=== Section Start ===
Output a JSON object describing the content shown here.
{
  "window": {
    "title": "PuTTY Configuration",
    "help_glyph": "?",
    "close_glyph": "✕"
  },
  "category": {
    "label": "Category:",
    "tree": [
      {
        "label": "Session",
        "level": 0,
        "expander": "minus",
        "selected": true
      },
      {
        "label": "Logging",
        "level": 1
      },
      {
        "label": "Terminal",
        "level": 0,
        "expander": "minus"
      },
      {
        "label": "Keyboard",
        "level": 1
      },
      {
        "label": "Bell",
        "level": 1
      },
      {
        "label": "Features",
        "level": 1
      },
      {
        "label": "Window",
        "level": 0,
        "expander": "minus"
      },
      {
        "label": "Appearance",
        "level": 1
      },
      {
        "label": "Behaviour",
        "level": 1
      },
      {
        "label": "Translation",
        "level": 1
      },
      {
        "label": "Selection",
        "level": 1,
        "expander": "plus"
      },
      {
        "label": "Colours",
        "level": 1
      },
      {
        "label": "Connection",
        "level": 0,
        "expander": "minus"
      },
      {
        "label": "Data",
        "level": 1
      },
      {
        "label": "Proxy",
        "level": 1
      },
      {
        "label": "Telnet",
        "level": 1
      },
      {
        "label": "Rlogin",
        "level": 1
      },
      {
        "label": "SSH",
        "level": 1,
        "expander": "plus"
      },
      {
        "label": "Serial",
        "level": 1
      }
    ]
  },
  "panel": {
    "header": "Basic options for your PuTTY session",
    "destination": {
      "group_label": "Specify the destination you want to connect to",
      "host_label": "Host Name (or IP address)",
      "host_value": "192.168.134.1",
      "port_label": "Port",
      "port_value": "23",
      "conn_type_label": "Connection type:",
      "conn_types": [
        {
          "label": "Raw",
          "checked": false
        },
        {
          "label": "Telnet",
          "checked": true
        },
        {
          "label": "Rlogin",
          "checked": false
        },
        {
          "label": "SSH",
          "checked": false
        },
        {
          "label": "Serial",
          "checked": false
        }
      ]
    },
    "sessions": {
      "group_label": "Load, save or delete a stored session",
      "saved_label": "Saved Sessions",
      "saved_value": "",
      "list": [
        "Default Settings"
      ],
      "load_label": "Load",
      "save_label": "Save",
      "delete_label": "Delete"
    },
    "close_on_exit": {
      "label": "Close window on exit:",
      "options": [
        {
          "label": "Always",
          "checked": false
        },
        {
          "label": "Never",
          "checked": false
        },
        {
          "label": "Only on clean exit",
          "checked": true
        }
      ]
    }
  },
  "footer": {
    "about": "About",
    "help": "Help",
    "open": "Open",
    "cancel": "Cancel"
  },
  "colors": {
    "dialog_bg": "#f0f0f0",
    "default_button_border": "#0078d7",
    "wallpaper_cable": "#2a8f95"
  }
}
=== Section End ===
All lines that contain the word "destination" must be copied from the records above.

*TASK RESULT:*
    "destination": {
      "group_label": "Specify the destination you want to connect to",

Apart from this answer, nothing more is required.